Now that I’ve covered the “Why Wanee makes me so freaking happy” portion of this article, here’s the need to know stuff. As mentioned before, security coming into the venue is not extensive, however it is important to keep your head on your shoulders once you enter the campgrounds. Local police will be present throughout the weekend so try to make smart decisions as to not make yourself a target for the fuzz. You can bring a golf cart or bike for putting around and exploring the grounds.  Bring a chain to leave your bike up front because they are not permitted in the music venue itself. Once arriving at the gates to the venue security will briefly check any bags, mostly looking for beer.  The security does this year round at this venue and are not overly aggressive so try and be nice to them and they will be nice to you. You are allowed to bring in chairs, shade tents, Sunbrellas, etc. so take advantage of this. Small half tents for shelter can be a great thing to have in Florida because it can be both very sunny and rainy all in the same day. You may also hang a hammock for lounging in one of the many trees at the Mushroom Stage. If you do choose to set up some shade, here are some good rules of thumb: don’t set up an entire EZ up style tent near the front.  Not only is this rude to those many many people whose view will be blocked, but security will also eventually ask you to remove it. Do not leave your tent up after the last shows of the night. We chose to set ours up on Thursday so it would be there all weekend when we wanted it, but the winds kicked up pretty intensely through the night. We came back the next day to find that our tent, even though staked down, had blown away and was picked up by security. We initially believed that some jackass had stolen it, but after looking around for it we spoke to some nice folks who suggested asking security. We got our tent back, but in a weird twist of fate the same folks who helped us out the day before arrived an Saturday to find that their tent had in fact been stolen. Moral of the story, sign your tent so that you can identify yours in case of theft, and take it down every night to avoid either of these issues. You are also permitted to bring snacks and water into the venue. If you pack a refillable water container there are great cold and tasty Brita filter stations available throughout the venue. If you don’t bring snacks there are some fantastic vendors available for your grubbing out pleasure. The park requires you to purchase tickets to exchange for all food and beverages. While it’s tempting to buy a whole bunch, my suggestion is to buy only a few at a time.  Without fail, I always come home with some hiding in my pack. They cost a dollar per ticket and you can not refund them for cash, but the line to purchase them was never very long.

While packing for Wanee, keep in mind that Florida weather can be unpredictable. This year we experienced every range of weather from scorching days, to windy, cold, rainy nights.
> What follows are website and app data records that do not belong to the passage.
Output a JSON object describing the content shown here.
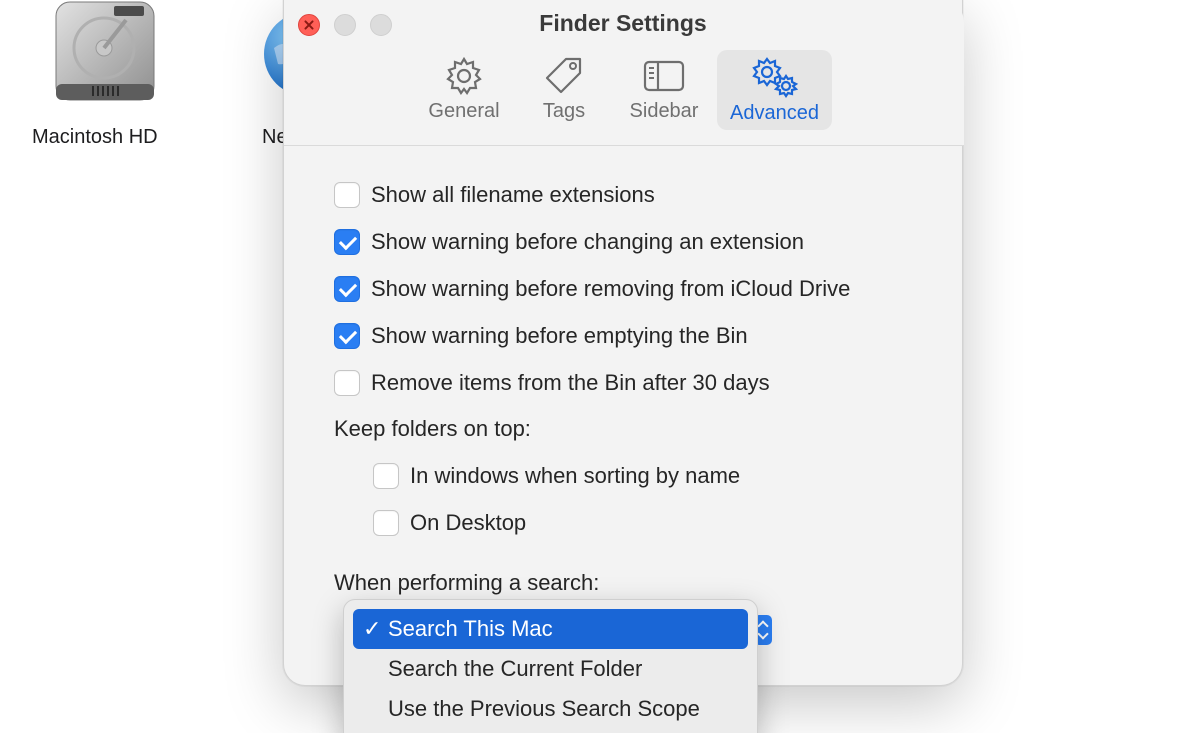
{
  "desktop": {
    "icons": [
      {
        "label": "Macintosh HD"
      },
      {
        "label": "Ne"
      }
    ]
  },
  "window": {
    "title": "Finder Settings",
    "tabs": [
      {
        "label": "General",
        "icon": "gear-icon"
      },
      {
        "label": "Tags",
        "icon": "tag-icon"
      },
      {
        "label": "Sidebar",
        "icon": "sidebar-icon"
      },
      {
        "label": "Advanced",
        "icon": "gears-icon",
        "active": true
      }
    ]
  },
  "settings": {
    "checkboxes": [
      {
        "label": "Show all filename extensions",
        "checked": false
      },
      {
        "label": "Show warning before changing an extension",
        "checked": true
      },
      {
        "label": "Show warning before removing from iCloud Drive",
        "checked": true
      },
      {
        "label": "Show warning before emptying the Bin",
        "checked": true
      },
      {
        "label": "Remove items from the Bin after 30 days",
        "checked": false
      }
    ],
    "keep_folders_label": "Keep folders on top:",
    "keep_folders_options": [
      {
        "label": "In windows when sorting by name",
        "checked": false
      },
      {
        "label": "On Desktop",
        "checked": false
      }
    ],
    "search_label": "When performing a search:",
    "search_menu": {
      "options": [
        {
          "label": "Search This Mac",
          "selected": true,
          "check": "✓"
        },
        {
          "label": "Search the Current Folder",
          "selected": false
        },
        {
          "label": "Use the Previous Search Scope",
          "selected": false
        }
      ]
    }
  },
  "colors": {
    "accent": "#1a66d6",
    "checkbox_checked": "#2a7ef3",
    "close_button": "#ff5f57"
  }
}
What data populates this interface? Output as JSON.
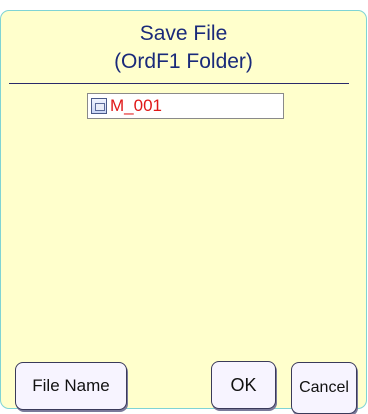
{
  "dialog": {
    "title_line1": "Save File",
    "title_line2": "(OrdF1 Folder)"
  },
  "file_list": {
    "items": [
      {
        "icon": "file-icon",
        "name": "M_001"
      }
    ]
  },
  "buttons": {
    "file_name_label": "File Name",
    "ok_label": "OK",
    "cancel_label": "Cancel"
  },
  "colors": {
    "dialog_background": "#ffffcc",
    "dialog_border": "#7fd4d4",
    "title_text": "#1a2a7a",
    "file_name_text": "#e01818"
  }
}
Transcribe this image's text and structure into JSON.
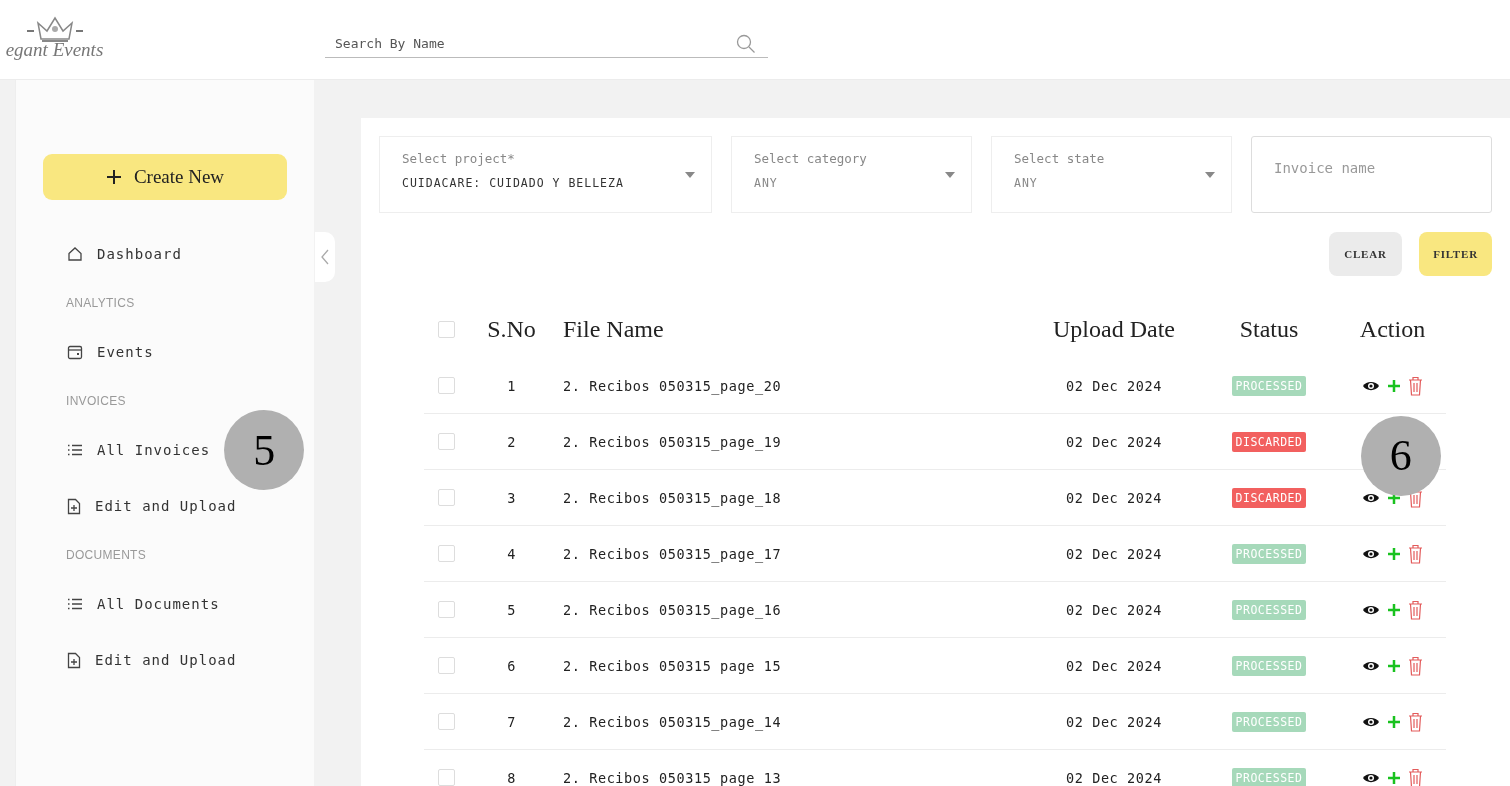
{
  "logo": {
    "text": "egant Events"
  },
  "search": {
    "placeholder": "Search By Name"
  },
  "sidebar": {
    "create_button": "Create New",
    "items": [
      {
        "kind": "home",
        "label": "Dashboard"
      },
      {
        "kind": "section",
        "label": "ANALYTICS"
      },
      {
        "kind": "calendar",
        "label": "Events"
      },
      {
        "kind": "section",
        "label": "INVOICES"
      },
      {
        "kind": "list",
        "label": "All Invoices",
        "callout": "5"
      },
      {
        "kind": "upload",
        "label": "Edit and Upload"
      },
      {
        "kind": "section",
        "label": "DOCUMENTS"
      },
      {
        "kind": "list",
        "label": "All Documents"
      },
      {
        "kind": "upload",
        "label": "Edit and Upload"
      }
    ]
  },
  "filters": [
    {
      "label": "Select project*",
      "value": "CUIDACARE: CUIDADO Y BELLEZA"
    },
    {
      "label": "Select category",
      "placeholder": "ANY"
    },
    {
      "label": "Select state",
      "placeholder": "ANY"
    }
  ],
  "invoice_name": {
    "placeholder": "Invoice name"
  },
  "buttons": [
    {
      "kind": "clear",
      "label": "CLEAR"
    },
    {
      "kind": "filter",
      "label": "FILTER"
    }
  ],
  "table": {
    "select_all_checked": false,
    "columns": [
      "S.No",
      "File Name",
      "Upload Date",
      "Status",
      "Action"
    ],
    "rows": [
      {
        "sno": "1",
        "file": "2. Recibos 050315_page_20",
        "date": "02 Dec 2024",
        "status": "PROCESSED",
        "color": "#a6d9ba",
        "checked": false
      },
      {
        "sno": "2",
        "file": "2. Recibos 050315_page_19",
        "date": "02 Dec 2024",
        "status": "DISCARDED",
        "color": "#f2605f",
        "checked": false,
        "callout": "6"
      },
      {
        "sno": "3",
        "file": "2. Recibos 050315_page_18",
        "date": "02 Dec 2024",
        "status": "DISCARDED",
        "color": "#f2605f",
        "checked": false
      },
      {
        "sno": "4",
        "file": "2. Recibos 050315_page_17",
        "date": "02 Dec 2024",
        "status": "PROCESSED",
        "color": "#a6d9ba",
        "checked": false
      },
      {
        "sno": "5",
        "file": "2. Recibos 050315_page_16",
        "date": "02 Dec 2024",
        "status": "PROCESSED",
        "color": "#a6d9ba",
        "checked": false
      },
      {
        "sno": "6",
        "file": "2. Recibos 050315 page 15",
        "date": "02 Dec 2024",
        "status": "PROCESSED",
        "color": "#a6d9ba",
        "checked": false
      },
      {
        "sno": "7",
        "file": "2. Recibos 050315_page_14",
        "date": "02 Dec 2024",
        "status": "PROCESSED",
        "color": "#a6d9ba",
        "checked": false
      },
      {
        "sno": "8",
        "file": "2. Recibos 050315 page 13",
        "date": "02 Dec 2024",
        "status": "PROCESSED",
        "color": "#a6d9ba",
        "checked": false
      }
    ]
  }
}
The expression in Florida is “If you don’t like the weather, wait five minutes”. For the most part it was beautiful to be outside, but there were those intense points in the weekend where I was so glad to have some waterproof shoes, raincoat, and warm dry clothes.  Another thing to make sure to pack is bug repellent and after bite care. This park is a beautiful piece of nature, full of mossy live oaks and a lovely river, but with that comes lots of bugs!  Keep an eye out for those ant piles as well, those little devils are everywhere!

Many thanks to all of the kick-ass bands, friendly staff, and raging campers that helped make this year’s Wanee such a memorable event.  It was great to be back home with the Fam at Spirit of Suwannee.  It truly was magical.  A Merry Wanee to all!

Special thanks to Wil Arnold for the pictures. Happy friend-aversary!